“John Oakes (1961, English) atmospherically sang the College Grace before we sat down. Joanna Reeves (1988, History/MML), Chair of the St Catharine's College Alumni Society (in its centenary year), proposed a toast to the College and St Catharine, and Sir Richard Dales (1961, MML) proposed the loyal toast.
“During the evening a College flag belonging to the Society was flown from the clubhouse flagpole. Said flag has made a number of far-flung trips with Catz alumni, including a polar expedition, and it looked majestic as it billowed over Pall Mall in the crisp November night air.”
In addition, Sandie Deane (née Hogg; 1983, Management Studies) organised a St Catharine’s Day dinner for a group of 1983 matriculands and their partners in London. The occasion celebrated 40 years since their matriculation as well as toasting the College on its 550th anniversary. Embellishments permitted by the restaurant included a replica College flag, posters on a ‘Cool for Catz’ theme, and place cards and menu cards kindly provided by the College’s conferencing team.
Sandie said, “Although we all now have a wide variety of interesting and in some cases prominent roles, the years since being at College seemed to melt away and we all concluded none of us had changed a bit.”

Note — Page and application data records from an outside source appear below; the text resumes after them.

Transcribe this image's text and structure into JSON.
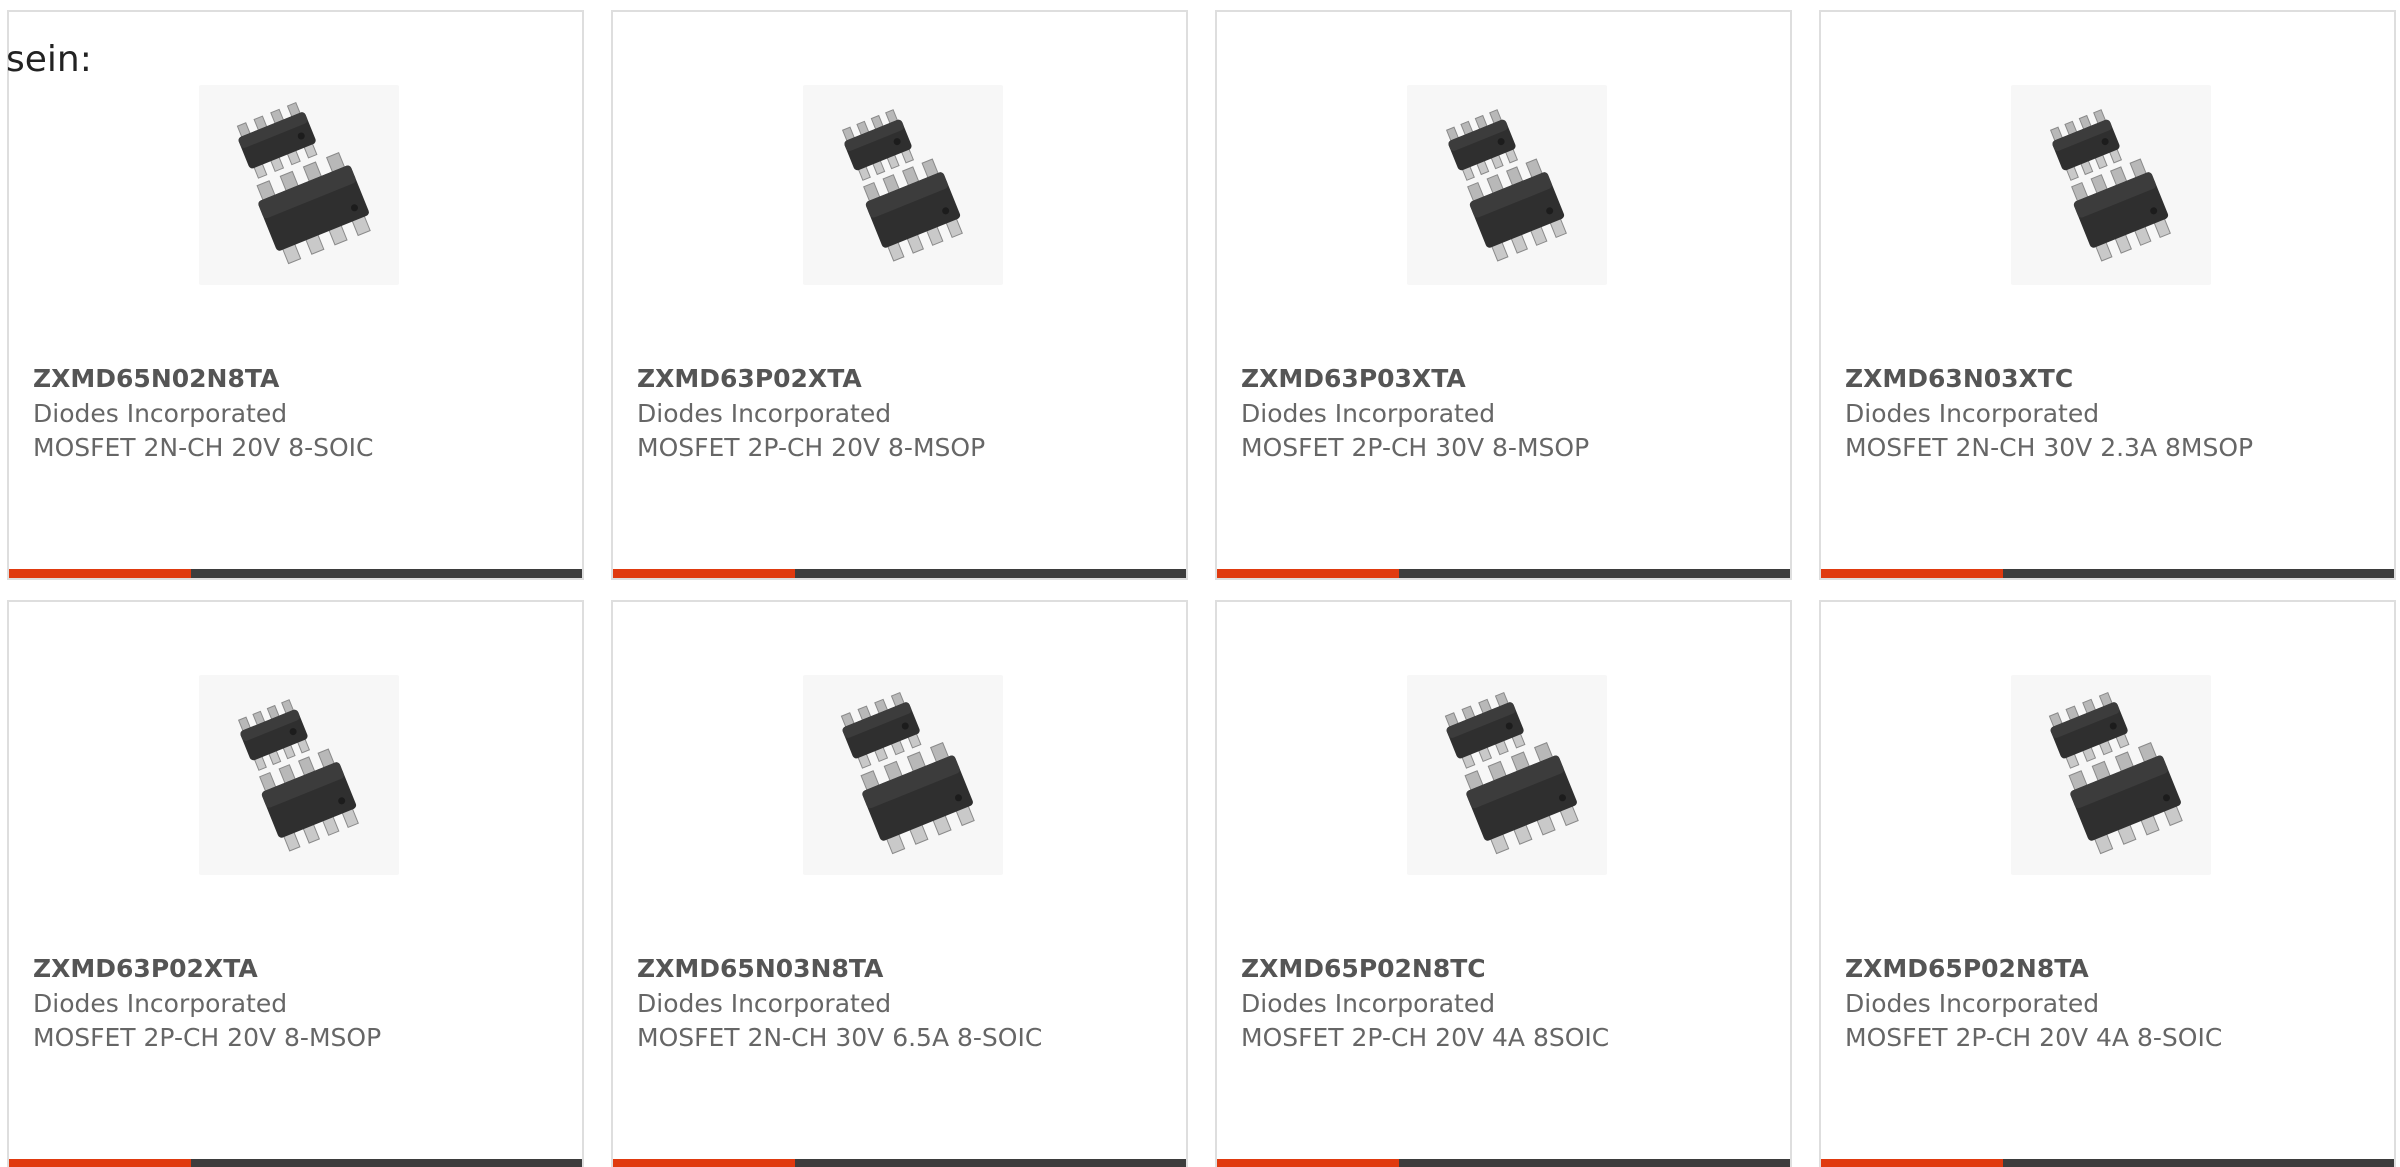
{
  "intro_text": "sein:",
  "colors": {
    "accent": "#e03a0f",
    "bar": "#3d3d3d",
    "border": "#dedede",
    "text": "#666666"
  },
  "products": [
    {
      "part": "ZXMD65N02N8TA",
      "manufacturer": "Diodes Incorporated",
      "description": "MOSFET 2N-CH 20V 8-SOIC",
      "package_icon": "soic-8-chip-icon"
    },
    {
      "part": "ZXMD63P02XTA",
      "manufacturer": "Diodes Incorporated",
      "description": "MOSFET 2P-CH 20V 8-MSOP",
      "package_icon": "msop-8-chip-icon"
    },
    {
      "part": "ZXMD63P03XTA",
      "manufacturer": "Diodes Incorporated",
      "description": "MOSFET 2P-CH 30V 8-MSOP",
      "package_icon": "msop-8-chip-icon"
    },
    {
      "part": "ZXMD63N03XTC",
      "manufacturer": "Diodes Incorporated",
      "description": "MOSFET 2N-CH 30V 2.3A 8MSOP",
      "package_icon": "msop-8-chip-icon"
    },
    {
      "part": "ZXMD63P02XTA",
      "manufacturer": "Diodes Incorporated",
      "description": "MOSFET 2P-CH 20V 8-MSOP",
      "package_icon": "msop-8-chip-icon"
    },
    {
      "part": "ZXMD65N03N8TA",
      "manufacturer": "Diodes Incorporated",
      "description": "MOSFET 2N-CH 30V 6.5A 8-SOIC",
      "package_icon": "soic-8-chip-icon"
    },
    {
      "part": "ZXMD65P02N8TC",
      "manufacturer": "Diodes Incorporated",
      "description": "MOSFET 2P-CH 20V 4A 8SOIC",
      "package_icon": "soic-8-chip-icon"
    },
    {
      "part": "ZXMD65P02N8TA",
      "manufacturer": "Diodes Incorporated",
      "description": "MOSFET 2P-CH 20V 4A 8-SOIC",
      "package_icon": "soic-8-chip-icon"
    }
  ]
}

Steve Tinton (1967, Geography) organised a hugely successful dinner for alumni and their partners at the Royal Automobile Club in Epsom on 25 November. St Catharine’s teddy bears were used as table centrepieces and auctioned off at the end of the evening to raise funds for the College. A message from the Master was read out, followed by a toast to the College.
Eight alumni and friends celebrated St Catharine's Day in Bristol. Organised by Denis Nightingale (1975, History) for members of the South-West branch of the St Catharine's Alumni Society, alumni travelled from Cornwall and Exeter to mark the special occasion. A message from the Master was read out and an enjoyable afternoon was had by all.
A group of six St Catharine’s campanologists kindly rang bells in celebration of the College’s 550th anniversary, including a new method named after St Catharine’s (“Saynt Kateryns Hall Treble Place Minor”) and the first time that a band of campanologists has consisted entirely of College members. In total, the group achieved 6,906 changes over an estimated ringing time of around 4 hours in six different churches. Their performances have been added to BellBoard, the online record of the weekly journal for bellringers.
Find out more from our earlier article about the group and their bellringing. They were joined by a seventh alumnus, Sam Johnson (2012, Natural Sciences), for the ringing on the evening of St Catharine’s Day itself.